This isn't the first time a sitting president met with an LDS prophet. Meetings between LDS church presidents and U.S. presidents at 1600 Pennsylvania are a tradition that go back several decades.
Mike Winder, who authored 2007's Presidents and Prophets has done his homework when it comes to leaders of the free world and leaders of the Church of Jesus Christ of Latter-day Saints.
Winder said Monday's visit between president Obama and LDS church leader President Monson adds another chapter to the many relationships between the most powerful men in politics and the men who lead one of the fastest-growing religious movements in American History.
Winder said, “I think it's important for the White House to reach out to the millions of Americans who are LDS, and I think it's also important for the LDS Church to reach out to whoever the president of the United States is, regardless of party."
Joseph Smith was the first LDS president to visit the White House, but he didn't leave with much support of President Marin Van Buren. Smith has asked the President for federal help for the LDS Church members on Jackson County Missouri, but Van Buren answered his requests saying, "Your cause is just, but I can do nothing for you." It wasn't until 1911 that his nephew and LDS President Joesph F. Smith visited the White House again, in a meeting with Howard Taft arranged by LDS Church member and U.S. Senator Reed Smoot.
Several presidents have welcomed the LDS church leaders into the White House since, and many of them visited Utah, including John F. Kennedy, who came to Utah, ate breakfast with then-president David O. Mckay at the Hotel Utah and gave a speech in the Tabernacle only a few weeks before he was assassinated.
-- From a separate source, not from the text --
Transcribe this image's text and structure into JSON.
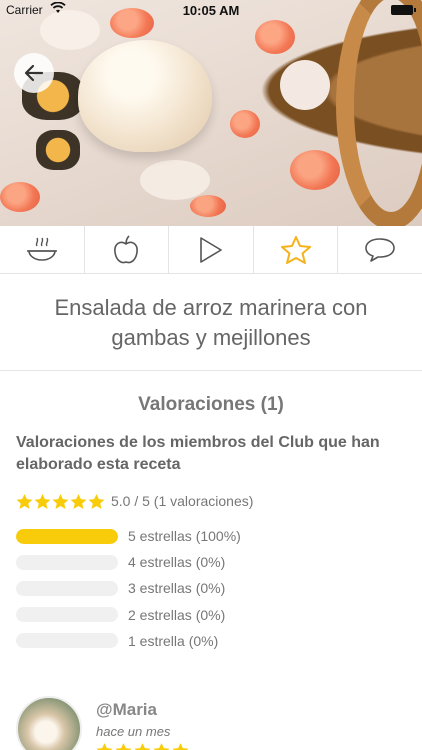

Lyndon Johnson considered David O. McKay as a personal friend. Nixon, Ford, Carter, Reagan, Bush and even Bill Clinton met with presidents of the LDS church. Ironically, Winder says Clinton's 1995 meeting with Gordon B. Hinckley happened a short time after the Church's 'Proclamation on the Family' was published (a copy of which was presented to Clinton, along with a Clinton family history). A White House intern named Monica Lewinski would begin her tenure with Clinton only a few days later.
Winder says many presidents since the Turn of the Century have employed LDS staffers, and appointed several members of the LDS Church to key jobs, including cabinet positions. One of the first LDS cabinet members was Ezra Taft Benson, who served as Secretary of Agriculture under Dwight Eisenhower. Benson served as a cabinet member while an apostle of the Church, and would later become prophet. Stewart L. Udall, served as Secretary of the Interior under Kennedy and Johsnon, David M. Kennedy served as Secretary of the Treasury under Richard M. Nixon and Mitt Romney's father George served as Secretary of Housing and Urban Development under Nixon as well. Later, Terrell H. Bell would serve during the 1980s as Secretary of Education in the Reagan administration, and most recently, Former Utah Governor Michael Leavitt served as EPA director and Secretary of Health and Human Services under George W. Bush.
Winder says the face-to-face meetings between LDS Church Presidents and the chief executive have helped to bring the LDS Church out of obscurity over the past century. Winder says such relationships are good for the Church and the president, especially in the contemporary political climate.
Winder said, "President Obama, when he reaches out to the Mormon people, realizes that there are many Latter-day Saint people who may not vote for him, but there are going to be those who are democrat or independents that may."